◆ **WHAT THE TASK REQUIRES**: Only the number is needed: count the lines below that hold the string "based".

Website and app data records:
■ ■ ■ ■

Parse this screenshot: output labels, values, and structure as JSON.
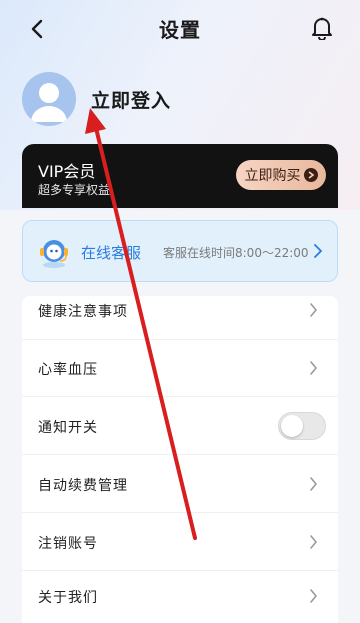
{
  "header": {
    "title": "设置",
    "back_icon": "chevron-left-icon",
    "bell_icon": "bell-icon"
  },
  "profile": {
    "login_text": "立即登入",
    "avatar_icon": "user-avatar-icon"
  },
  "vip": {
    "title": "VIP会员",
    "subtitle": "超多专享权益",
    "buy_label": "立即购买"
  },
  "service": {
    "label": "在线客服",
    "hours": "客服在线时间8:00～22:00",
    "icon": "customer-service-icon"
  },
  "menu": {
    "items": [
      {
        "label": "健康注意事项"
      },
      {
        "label": "心率血压"
      },
      {
        "label": "通知开关"
      },
      {
        "label": "自动续费管理"
      },
      {
        "label": "注销账号"
      },
      {
        "label": "关于我们"
      }
    ]
  },
  "toggle": {
    "enabled": false
  },
  "colors": {
    "accent": "#2a7de0",
    "annotation_arrow": "#d81e1e",
    "vip_card": "#121212"
  }
}
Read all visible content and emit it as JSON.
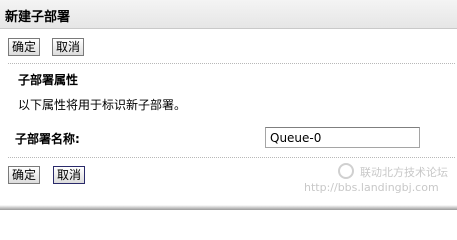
{
  "title": "新建子部署",
  "buttons": {
    "ok": "确定",
    "cancel": "取消"
  },
  "section": {
    "heading": "子部署属性",
    "description": "以下属性将用于标识新子部署。"
  },
  "form": {
    "name_label": "子部署名称:",
    "name_value": "Queue-0"
  },
  "watermark": {
    "text": "联动北方技术论坛",
    "url": "http://bbs.landingbj.com"
  }
}
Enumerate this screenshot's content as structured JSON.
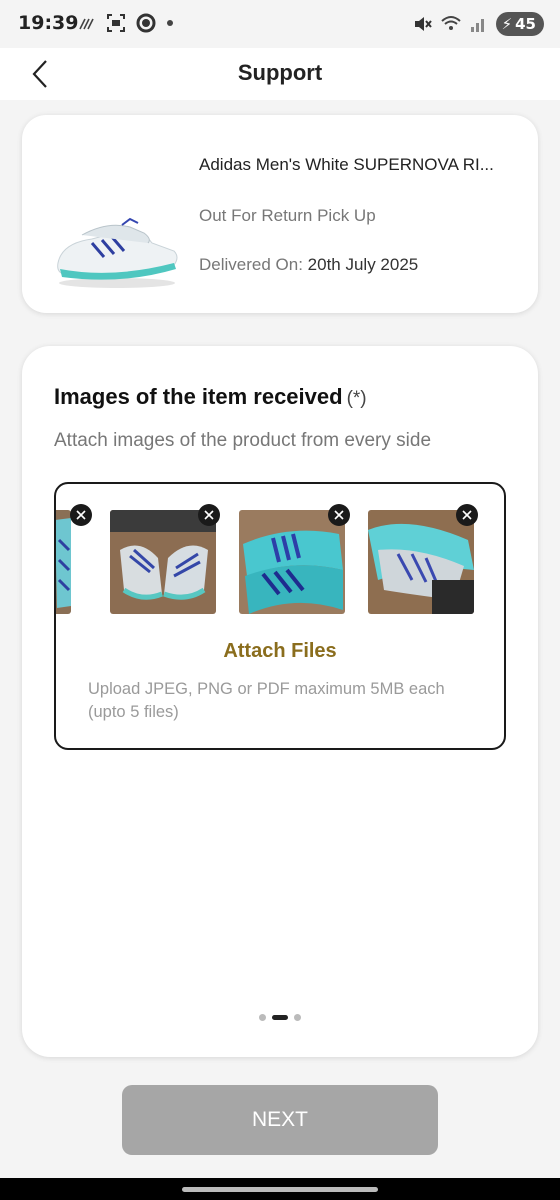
{
  "status_bar": {
    "time": "19:39",
    "battery_level": "45",
    "left_icons": [
      "data-saver-icon",
      "screenshot-icon",
      "circle-icon",
      "dot-icon"
    ],
    "right_icons": [
      "mute-icon",
      "wifi-icon",
      "signal-icon",
      "battery-icon"
    ]
  },
  "header": {
    "title": "Support",
    "back_icon": "chevron-left-icon"
  },
  "product": {
    "name": "Adidas Men's White SUPERNOVA RI...",
    "status": "Out For Return Pick Up",
    "delivered_label": "Delivered On: ",
    "delivered_date": "20th July 2025"
  },
  "upload": {
    "title": "Images of the item received",
    "required_mark": "(*)",
    "subtitle": "Attach images of the product from every side",
    "attach_label": "Attach Files",
    "hint": "Upload JPEG, PNG or PDF maximum 5MB each (upto 5 files)",
    "thumbnails": [
      "shoe-photo-1",
      "shoe-photo-2",
      "shoe-photo-3",
      "shoe-photo-4"
    ]
  },
  "pager": {
    "pages": 3,
    "active_index": 1
  },
  "footer": {
    "next_label": "NEXT"
  },
  "colors": {
    "accent": "#8a6d1d",
    "button_disabled": "#a6a6a6",
    "background": "#f4f4f4"
  }
}
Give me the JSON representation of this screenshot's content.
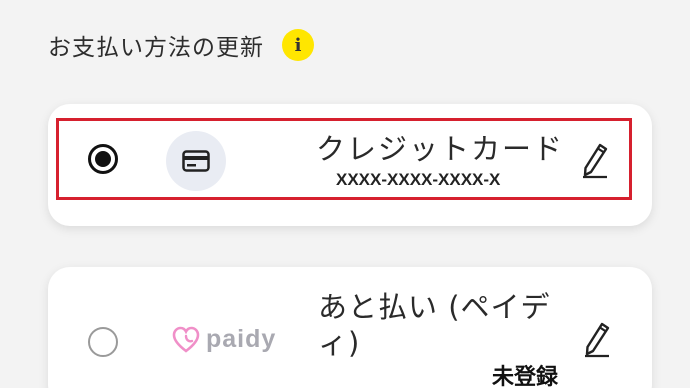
{
  "section": {
    "title": "お支払い方法の更新",
    "info_icon": "info-icon",
    "info_glyph": "i"
  },
  "payment_methods": [
    {
      "name": "クレジットカード",
      "card_number": "XXXX-XXXX-XXXX-X",
      "selected": true,
      "icon": "credit-card-icon",
      "edit_icon": "pencil-icon"
    },
    {
      "name": "あと払い (ペイディ)",
      "logo_text": "paidy",
      "status": "未登録",
      "selected": false,
      "icon": "paidy-logo",
      "edit_icon": "pencil-icon"
    }
  ],
  "colors": {
    "highlight": "#d6202e",
    "info_badge": "#ffe600",
    "paidy_pink": "#f08fc8",
    "paidy_gray": "#a9a9b1"
  }
}
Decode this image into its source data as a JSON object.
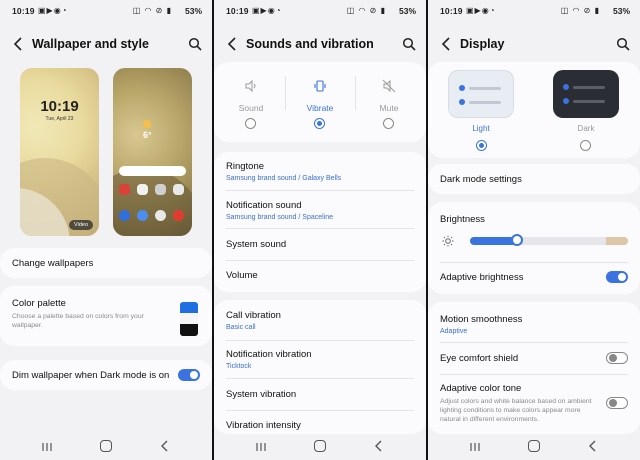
{
  "status": {
    "time": "10:19",
    "battery": "53%"
  },
  "panel1": {
    "title": "Wallpaper and style",
    "lock_time": "10:19",
    "lock_date": "Tue, April 23",
    "video_chip": "Video",
    "home_temp": "6°",
    "change_wallpapers": "Change wallpapers",
    "color_palette": {
      "title": "Color palette",
      "desc": "Choose a palette based on colors from your wallpaper.",
      "swatches": [
        "#1f6fe0",
        "#f5f5f5",
        "#111111"
      ]
    },
    "dim": {
      "label": "Dim wallpaper when Dark mode is on",
      "on": true
    }
  },
  "panel2": {
    "title": "Sounds and vibration",
    "modes": [
      {
        "label": "Sound",
        "icon": "speaker-icon",
        "selected": false
      },
      {
        "label": "Vibrate",
        "icon": "vibrate-icon",
        "selected": true
      },
      {
        "label": "Mute",
        "icon": "mute-icon",
        "selected": false
      }
    ],
    "items": [
      {
        "title": "Ringtone",
        "sub": "Samsung brand sound / Galaxy Bells"
      },
      {
        "title": "Notification sound",
        "sub": "Samsung brand sound / Spaceline"
      },
      {
        "title": "System sound",
        "sub": ""
      },
      {
        "title": "Volume",
        "sub": ""
      },
      {
        "title": "Call vibration",
        "sub": "Basic call"
      },
      {
        "title": "Notification vibration",
        "sub": "Ticktock"
      },
      {
        "title": "System vibration",
        "sub": ""
      },
      {
        "title": "Vibration intensity",
        "sub": ""
      }
    ]
  },
  "panel3": {
    "title": "Display",
    "themes": [
      {
        "label": "Light",
        "selected": true
      },
      {
        "label": "Dark",
        "selected": false
      }
    ],
    "dark_mode_settings": "Dark mode settings",
    "brightness": {
      "label": "Brightness",
      "level": 0.3
    },
    "adaptive_brightness": {
      "label": "Adaptive brightness",
      "on": true
    },
    "motion": {
      "title": "Motion smoothness",
      "sub": "Adaptive"
    },
    "eye_comfort": {
      "label": "Eye comfort shield",
      "on": false
    },
    "adaptive_color": {
      "title": "Adaptive color tone",
      "desc": "Adjust colors and white balance based on ambient lighting conditions to make colors appear more natural in different environments.",
      "on": false
    }
  },
  "colors": {
    "accent": "#3a73e0",
    "sub_text": "#3a6fcf",
    "background": "#f2f2f4",
    "card": "#fbfbfd"
  }
}
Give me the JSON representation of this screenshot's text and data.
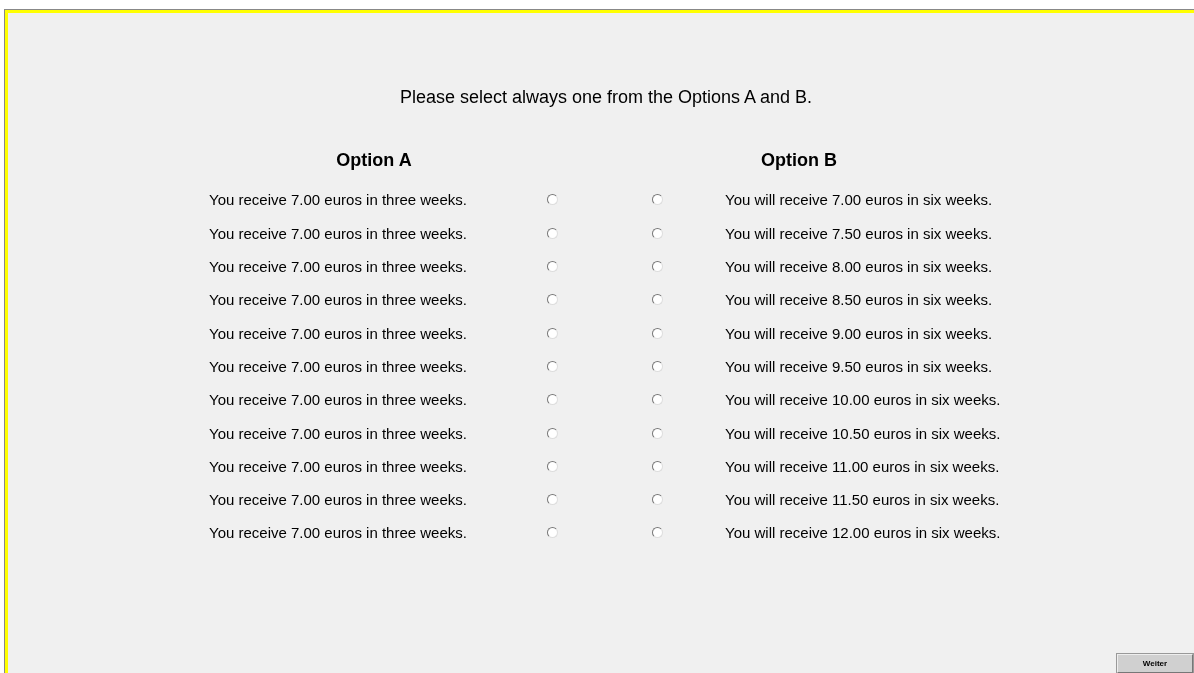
{
  "instruction": "Please select always one from the Options A and B.",
  "headers": [
    "Option A",
    "Option B"
  ],
  "rows": [
    {
      "option_a": {
        "label": "You receive 7.00 euros in three weeks.",
        "selected": false
      },
      "option_b": {
        "label": "You will receive 7.00 euros in six weeks.",
        "selected": false
      }
    },
    {
      "option_a": {
        "label": "You receive 7.00 euros in three weeks.",
        "selected": false
      },
      "option_b": {
        "label": "You will receive 7.50 euros in six weeks.",
        "selected": false
      }
    },
    {
      "option_a": {
        "label": "You receive 7.00 euros in three weeks.",
        "selected": false
      },
      "option_b": {
        "label": "You will receive 8.00 euros in six weeks.",
        "selected": false
      }
    },
    {
      "option_a": {
        "label": "You receive 7.00 euros in three weeks.",
        "selected": false
      },
      "option_b": {
        "label": "You will receive 8.50 euros in six weeks.",
        "selected": false
      }
    },
    {
      "option_a": {
        "label": "You receive 7.00 euros in three weeks.",
        "selected": false
      },
      "option_b": {
        "label": "You will receive 9.00 euros in six weeks.",
        "selected": false
      }
    },
    {
      "option_a": {
        "label": "You receive 7.00 euros in three weeks.",
        "selected": false
      },
      "option_b": {
        "label": "You will receive 9.50 euros in six weeks.",
        "selected": false
      }
    },
    {
      "option_a": {
        "label": "You receive 7.00 euros in three weeks.",
        "selected": false
      },
      "option_b": {
        "label": "You will receive 10.00 euros in six weeks.",
        "selected": false
      }
    },
    {
      "option_a": {
        "label": "You receive 7.00 euros in three weeks.",
        "selected": false
      },
      "option_b": {
        "label": "You will receive 10.50 euros in six weeks.",
        "selected": false
      }
    },
    {
      "option_a": {
        "label": "You receive 7.00 euros in three weeks.",
        "selected": false
      },
      "option_b": {
        "label": "You will receive 11.00 euros in six weeks.",
        "selected": false
      }
    },
    {
      "option_a": {
        "label": "You receive 7.00 euros in three weeks.",
        "selected": false
      },
      "option_b": {
        "label": "You will receive 11.50 euros in six weeks.",
        "selected": false
      }
    },
    {
      "option_a": {
        "label": "You receive 7.00 euros in three weeks.",
        "selected": false
      },
      "option_b": {
        "label": "You will receive 12.00 euros in six weeks.",
        "selected": false
      }
    }
  ],
  "button": "Weiter"
}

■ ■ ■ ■

◆ **EXERCISE OUTPUT**: 2